The smoked trout rillettes and roe on sourdough levain toast ($13) were highly recommended by a staffer and didn’t disappoint. The chickpea fries ($9) immediately called my name, and yet could have been more crispy and crunchy on the outside, although the inside was nice and fluffy.
Monkey tried the Marin Sun Farms burger with sweet potato fries, asking for it be cooked medium rare. Sadly it arrived well-done, almost to the point of being dry. And we know that this is good meat, so the kitchen has a little work to make the most of this great ingredient.
We tried a couple of the moreish gluten-free desserts ($8) which weren’t too sweet and deliciously creamy: a sheep yoghurt panna cotta with blood orange, and a cranberry pomegranate kanten (a type of custard set atop gelee) made with almond cream.
Overall, I am thrilled to see the Drawing Board emerge on the Petaluma scene and plan to visit many times over the coming months. I look forward to the serving staff settling in (for instance, we received duplicates of many dishes, and a glass of red wine instead of white) and the kitchen hitting its stride (serving all dishes warm and cooked as requested). I’ll also return with a better camera to do the food justice.
For now, The Drawing Room is only open for dinner, but there are plans to add breakfast and lunch in the future. Here’s hoping Petaluma’s new and old residents take to this new watering and eating hole.
The Drawing Board is at 190 Kentucky, Petaluma, CA.
Great review Alice, thank you for that! We had the burger as well, cooked medium and it was perfectly cooked–sorry you didn’t have the same experience! We also had the Oatmeal stout cake topped with cacao nibs which was absolutely divine!
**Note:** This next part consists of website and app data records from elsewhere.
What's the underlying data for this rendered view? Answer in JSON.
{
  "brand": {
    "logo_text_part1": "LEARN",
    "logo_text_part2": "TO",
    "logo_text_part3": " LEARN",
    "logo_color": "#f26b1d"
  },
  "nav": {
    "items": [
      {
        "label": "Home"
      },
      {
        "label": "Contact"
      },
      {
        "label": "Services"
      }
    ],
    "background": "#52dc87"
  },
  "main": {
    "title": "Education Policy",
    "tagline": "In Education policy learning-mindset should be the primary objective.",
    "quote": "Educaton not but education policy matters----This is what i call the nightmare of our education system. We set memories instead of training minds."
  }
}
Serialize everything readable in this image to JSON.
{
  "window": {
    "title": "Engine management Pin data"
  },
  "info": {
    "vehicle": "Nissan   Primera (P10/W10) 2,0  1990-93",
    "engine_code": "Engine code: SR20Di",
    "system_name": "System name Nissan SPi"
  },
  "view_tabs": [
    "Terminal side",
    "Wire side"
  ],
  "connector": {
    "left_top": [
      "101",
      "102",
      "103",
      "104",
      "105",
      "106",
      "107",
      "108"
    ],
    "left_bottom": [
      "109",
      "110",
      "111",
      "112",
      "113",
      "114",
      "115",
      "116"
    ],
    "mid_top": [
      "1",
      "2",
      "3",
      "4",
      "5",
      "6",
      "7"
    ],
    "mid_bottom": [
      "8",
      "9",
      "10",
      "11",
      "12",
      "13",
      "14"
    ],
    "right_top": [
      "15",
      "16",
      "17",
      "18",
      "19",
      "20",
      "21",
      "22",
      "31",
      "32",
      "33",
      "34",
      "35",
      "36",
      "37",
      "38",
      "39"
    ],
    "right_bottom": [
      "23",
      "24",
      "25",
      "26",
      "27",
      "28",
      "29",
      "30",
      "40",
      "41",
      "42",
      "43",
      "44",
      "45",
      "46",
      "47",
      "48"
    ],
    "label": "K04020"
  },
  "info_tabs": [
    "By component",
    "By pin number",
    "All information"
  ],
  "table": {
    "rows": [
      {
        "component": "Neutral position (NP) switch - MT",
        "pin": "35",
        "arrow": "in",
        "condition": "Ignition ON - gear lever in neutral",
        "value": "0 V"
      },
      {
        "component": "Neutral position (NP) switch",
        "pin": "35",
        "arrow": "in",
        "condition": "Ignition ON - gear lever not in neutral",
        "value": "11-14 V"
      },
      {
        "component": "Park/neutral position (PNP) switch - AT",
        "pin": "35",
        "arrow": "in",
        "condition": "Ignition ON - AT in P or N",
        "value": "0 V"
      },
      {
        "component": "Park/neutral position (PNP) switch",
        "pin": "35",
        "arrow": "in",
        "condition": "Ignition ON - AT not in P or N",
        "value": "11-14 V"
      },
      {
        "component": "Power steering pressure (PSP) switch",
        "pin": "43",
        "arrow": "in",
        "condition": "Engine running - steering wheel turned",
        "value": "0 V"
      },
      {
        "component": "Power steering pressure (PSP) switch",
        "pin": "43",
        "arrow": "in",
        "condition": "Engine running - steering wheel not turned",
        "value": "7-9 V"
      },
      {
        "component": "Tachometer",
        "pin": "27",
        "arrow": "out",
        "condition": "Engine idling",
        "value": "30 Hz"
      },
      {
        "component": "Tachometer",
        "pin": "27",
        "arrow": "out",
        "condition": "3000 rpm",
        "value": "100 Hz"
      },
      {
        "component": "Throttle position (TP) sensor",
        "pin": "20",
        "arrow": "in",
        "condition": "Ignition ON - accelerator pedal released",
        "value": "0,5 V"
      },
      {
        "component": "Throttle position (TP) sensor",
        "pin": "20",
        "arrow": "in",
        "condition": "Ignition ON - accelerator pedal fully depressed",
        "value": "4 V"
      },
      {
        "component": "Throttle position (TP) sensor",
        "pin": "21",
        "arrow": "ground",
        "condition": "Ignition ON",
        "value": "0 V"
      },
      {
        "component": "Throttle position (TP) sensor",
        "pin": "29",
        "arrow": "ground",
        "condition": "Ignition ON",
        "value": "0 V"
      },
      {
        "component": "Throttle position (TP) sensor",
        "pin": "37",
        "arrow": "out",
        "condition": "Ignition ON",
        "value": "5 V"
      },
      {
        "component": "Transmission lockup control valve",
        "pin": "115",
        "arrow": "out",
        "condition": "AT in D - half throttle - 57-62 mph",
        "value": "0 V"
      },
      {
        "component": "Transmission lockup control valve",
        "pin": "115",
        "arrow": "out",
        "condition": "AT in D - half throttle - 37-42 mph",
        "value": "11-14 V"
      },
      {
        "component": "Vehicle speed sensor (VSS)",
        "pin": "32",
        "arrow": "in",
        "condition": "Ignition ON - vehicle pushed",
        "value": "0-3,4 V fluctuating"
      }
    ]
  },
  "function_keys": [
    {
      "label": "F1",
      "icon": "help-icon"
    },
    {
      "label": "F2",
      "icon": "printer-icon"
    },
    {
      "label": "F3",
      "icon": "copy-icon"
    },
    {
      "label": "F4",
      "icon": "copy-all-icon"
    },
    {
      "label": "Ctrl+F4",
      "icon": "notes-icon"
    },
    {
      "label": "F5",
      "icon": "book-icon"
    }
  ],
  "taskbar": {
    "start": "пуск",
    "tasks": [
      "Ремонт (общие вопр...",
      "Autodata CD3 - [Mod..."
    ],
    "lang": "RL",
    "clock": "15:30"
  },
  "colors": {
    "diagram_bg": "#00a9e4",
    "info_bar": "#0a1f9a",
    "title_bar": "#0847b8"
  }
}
Oooh – that is great to hear! Will have to check that out next time…